Like anyone who loves marketing (are these people out there?) we were thrilled when Armstrong made the little rubber wristband a permanent part of American culture, and helped make Cancer Awareness a part of our everyday vocabulary and consciousness. In fact, it was becoming the de facto Godfather of Cancer Awareness that may have helped Armstrong keep the anti-doping dogs at bay.
We found out this week that Armstrong was the greatest cyclist in an era in which nearly all of cycling was doping. We learned that Armstrong was the heavy-handed ringleader of what Travis Tygart, chief executive of the U.S. Anti-Doping Agency, has called the "most sophisticated … successful doping program sport has ever seen." We learned that Armstrong needed and encouraged his teammates to dope, so that they could support him at an elite level. We learned that he lied about almost all of it, repeatedly. We learned that the allure of winning and money was more than any of his teammates could deny, even though they all talked of their love for the sport of cycling, and their dreams of competing as professionals.
We also were reminded that God will not be mocked, and that idols eventually fall. Armstrong lived as a king of American culture for over a decade. He was one of those figures about whom people almost universally felt good. He was rich. He dated celebrities. He was photographed everywhere, with everyone. He raised money and he donated money. He was inoffensive to everyone outside his industry (cycling), though if media accounts are to be believed, he was reviled within it.

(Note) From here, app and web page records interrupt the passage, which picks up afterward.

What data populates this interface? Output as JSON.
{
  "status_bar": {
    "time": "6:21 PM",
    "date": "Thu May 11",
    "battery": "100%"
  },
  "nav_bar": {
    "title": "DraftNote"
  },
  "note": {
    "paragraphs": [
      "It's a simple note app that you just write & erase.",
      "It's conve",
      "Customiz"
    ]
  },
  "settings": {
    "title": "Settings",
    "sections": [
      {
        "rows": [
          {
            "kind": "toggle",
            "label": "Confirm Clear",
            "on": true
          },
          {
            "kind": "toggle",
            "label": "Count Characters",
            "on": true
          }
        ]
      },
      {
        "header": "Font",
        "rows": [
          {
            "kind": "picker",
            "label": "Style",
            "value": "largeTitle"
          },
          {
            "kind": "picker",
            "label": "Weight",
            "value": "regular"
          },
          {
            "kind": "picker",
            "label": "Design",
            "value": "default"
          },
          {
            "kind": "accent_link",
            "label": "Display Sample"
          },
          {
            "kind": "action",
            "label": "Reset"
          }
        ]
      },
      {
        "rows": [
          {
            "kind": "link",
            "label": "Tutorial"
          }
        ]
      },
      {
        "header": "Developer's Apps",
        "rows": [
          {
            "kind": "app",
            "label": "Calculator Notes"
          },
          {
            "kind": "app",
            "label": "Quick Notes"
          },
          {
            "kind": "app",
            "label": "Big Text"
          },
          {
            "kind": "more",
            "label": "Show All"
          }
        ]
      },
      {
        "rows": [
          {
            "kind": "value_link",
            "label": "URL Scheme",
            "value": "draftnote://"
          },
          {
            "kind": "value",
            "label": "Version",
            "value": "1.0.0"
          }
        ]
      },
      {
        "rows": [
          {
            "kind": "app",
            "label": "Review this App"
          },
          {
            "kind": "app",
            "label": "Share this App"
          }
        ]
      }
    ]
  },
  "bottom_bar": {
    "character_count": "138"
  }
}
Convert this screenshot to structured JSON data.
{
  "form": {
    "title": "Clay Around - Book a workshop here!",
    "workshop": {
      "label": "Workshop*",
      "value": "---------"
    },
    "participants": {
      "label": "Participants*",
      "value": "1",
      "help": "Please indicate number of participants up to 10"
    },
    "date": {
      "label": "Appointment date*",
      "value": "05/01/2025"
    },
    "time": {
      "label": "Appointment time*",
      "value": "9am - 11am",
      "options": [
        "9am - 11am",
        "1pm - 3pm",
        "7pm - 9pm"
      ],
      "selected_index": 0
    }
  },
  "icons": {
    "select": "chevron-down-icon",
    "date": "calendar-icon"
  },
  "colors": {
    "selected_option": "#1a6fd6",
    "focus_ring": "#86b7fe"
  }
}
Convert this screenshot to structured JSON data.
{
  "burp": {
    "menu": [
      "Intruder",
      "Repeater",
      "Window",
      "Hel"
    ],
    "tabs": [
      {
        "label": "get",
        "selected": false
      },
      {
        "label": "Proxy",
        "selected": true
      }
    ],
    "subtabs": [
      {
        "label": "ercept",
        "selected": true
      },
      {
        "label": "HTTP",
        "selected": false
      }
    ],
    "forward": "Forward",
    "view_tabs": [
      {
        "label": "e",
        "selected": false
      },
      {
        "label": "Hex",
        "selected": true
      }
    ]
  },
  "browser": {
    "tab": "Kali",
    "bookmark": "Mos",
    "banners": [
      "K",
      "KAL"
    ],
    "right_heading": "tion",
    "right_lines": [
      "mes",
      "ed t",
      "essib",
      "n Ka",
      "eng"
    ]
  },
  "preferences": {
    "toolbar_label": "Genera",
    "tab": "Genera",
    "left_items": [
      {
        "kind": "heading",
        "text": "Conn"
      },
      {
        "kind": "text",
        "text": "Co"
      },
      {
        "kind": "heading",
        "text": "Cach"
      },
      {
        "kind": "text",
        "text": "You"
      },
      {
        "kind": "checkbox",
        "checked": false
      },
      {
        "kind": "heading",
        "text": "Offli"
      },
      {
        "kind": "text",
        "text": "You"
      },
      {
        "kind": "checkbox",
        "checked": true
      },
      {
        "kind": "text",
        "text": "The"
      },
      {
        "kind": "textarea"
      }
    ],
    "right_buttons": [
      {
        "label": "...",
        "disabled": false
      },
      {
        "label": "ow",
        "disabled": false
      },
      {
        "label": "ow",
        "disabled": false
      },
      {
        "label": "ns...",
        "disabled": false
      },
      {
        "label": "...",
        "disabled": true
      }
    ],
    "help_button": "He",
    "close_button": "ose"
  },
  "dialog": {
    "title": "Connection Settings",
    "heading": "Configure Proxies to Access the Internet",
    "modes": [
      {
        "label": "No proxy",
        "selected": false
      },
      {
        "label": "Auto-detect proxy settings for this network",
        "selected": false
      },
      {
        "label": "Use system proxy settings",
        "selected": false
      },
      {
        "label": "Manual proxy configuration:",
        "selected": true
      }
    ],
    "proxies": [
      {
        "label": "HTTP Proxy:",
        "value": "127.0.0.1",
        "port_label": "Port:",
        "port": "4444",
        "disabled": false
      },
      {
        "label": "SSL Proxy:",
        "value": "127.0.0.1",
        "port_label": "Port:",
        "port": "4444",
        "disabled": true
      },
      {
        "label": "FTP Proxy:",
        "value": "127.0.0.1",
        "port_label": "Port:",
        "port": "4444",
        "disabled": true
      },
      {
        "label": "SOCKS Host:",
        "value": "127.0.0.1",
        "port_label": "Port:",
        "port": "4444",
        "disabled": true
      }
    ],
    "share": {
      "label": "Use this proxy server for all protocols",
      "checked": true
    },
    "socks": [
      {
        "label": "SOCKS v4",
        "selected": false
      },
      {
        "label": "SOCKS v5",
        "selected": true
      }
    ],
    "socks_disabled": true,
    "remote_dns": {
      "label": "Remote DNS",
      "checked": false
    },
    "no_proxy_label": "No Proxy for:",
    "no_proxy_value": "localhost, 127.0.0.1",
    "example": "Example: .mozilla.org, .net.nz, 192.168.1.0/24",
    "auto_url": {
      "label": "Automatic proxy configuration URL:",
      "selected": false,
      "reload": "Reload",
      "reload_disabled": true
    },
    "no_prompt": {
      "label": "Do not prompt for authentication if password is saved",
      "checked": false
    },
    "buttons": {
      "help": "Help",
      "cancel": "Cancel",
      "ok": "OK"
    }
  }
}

For a while, it seemed almost un-American to root against Armstrong. But this seemingly bulletproof American Idol fell. Indeed, God will not be mocked.
Armstrong's many sins are now public. He sacrificed his integrity, he bore false witness, and he caused others (his teammates) to stumble into the same substance abuse that fueled his victories and enabled the idolatry in the first place. He gained the world, for a time, and seemed to forfeit his soul.
At the same time, as sinners who have all fallen short of God's glory, we've all done this at some level. I know I have. If I were still a child, powering around the back roads of Blackford County on my entry-level Trek road racer, I'd probably be crushed at Armstrong's recent downfall. But as a somewhat hardened adult cynic, I was neither surprised nor especially crushed. Let's be honest, to be an athlete or a fan today is to develop a certain comfort level with moral ambiguity. We cheer for corrupt college football programs weekly, and we hardly raise an eyebrow when our favorite baseball and football players are suspended for using performance enhancing drugs. We even regularly freak out at our own kids' little league games and chalk it up to just "being competitive."